Innovation Series

Shared Understanding Through User Stories

Nagesh Deshpande, Senior Scrum Master

As an Agilist, I strive to employ innovative, collaborative, and enjoyable methods to accomplish goals for individuals and teams.

One of the most common challenges faced by agile teams is the lack of comprehensive requirements and a holistic view of the product or feature they are building. With the constant evolution of the application and heavy dependency on requirements, it becomes challenging to align everyone on the same page.

Another challenge is converting these requirements into User Stories.

First, let us understand what a User Story is. A user story is the smallest unit of work within an agile framework. It is written from the perspective of a user and expresses the goal the user wants to achieve. The format of a user story is as follows: "As a [type of user], I want/need to [perform an action] so that [I can achieve the intended result]."

Now, let us explore how these user stories can help teams in building a shared understanding.

As mentioned earlier, a user story is written from the perspective of a user who may perform multiple actions within our application. It is beneficial to involve the entire team in the refinement of requirements and the process of writing user stories. This approach encourages the team to engage in discussions, communicate effectively, and brainstorm ideas regarding the requirements and common goals.


Let's learn about the INVEST method, which is one of the most common methods used to write user stories.

 INVEST stands for:

  • Independent

  • Negotiable

  • Valuable

  • Estimable

  • Small

  • Testable

A user story should incorporate all the elements mentioned in INVEST. However, a common pitfall when using such methods to write user stories is that the team may overlook the big picture.

To overcome this challenge, we facilitate a Story Mapping workshop. This workshop helps the team in several ways:

  • Managing and visualizing the entire backlog.

  • Prioritizing user stories.

  • Aligning stories to sprints and creating a roadmap.

  • Providing a visual representation of the product vision.

  • Allowing for flexibility and adaptation.

  • Managing dependencies.

Story Mapping Diagram

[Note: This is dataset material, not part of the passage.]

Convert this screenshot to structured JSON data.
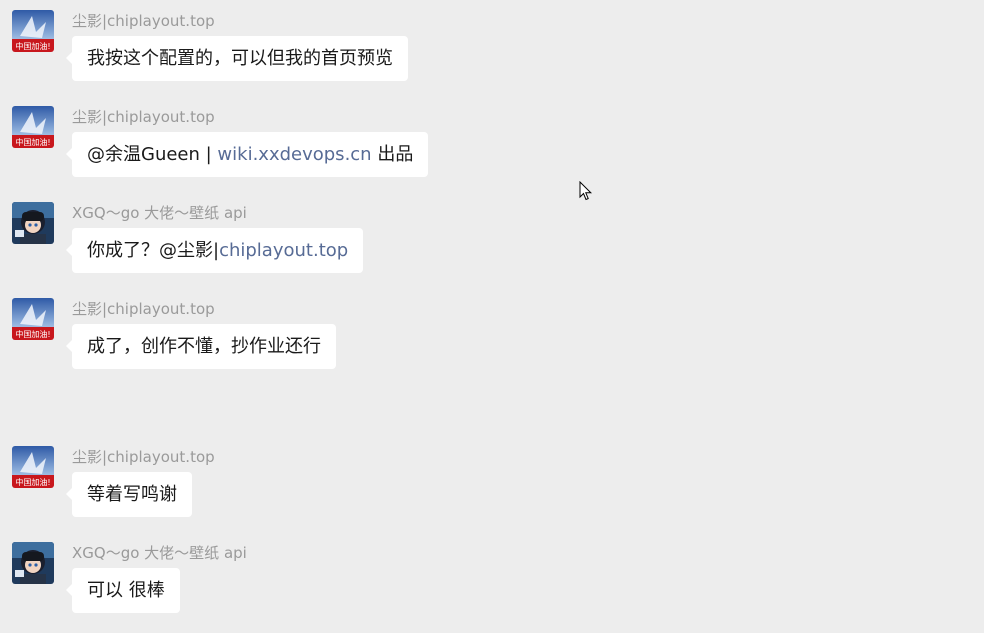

Now that we have learned about story mapping and its benefits, in the next article, we will explore the advantages of different types of user stories, how to handle technical debts, and strategies for managing unplanned work during sprints.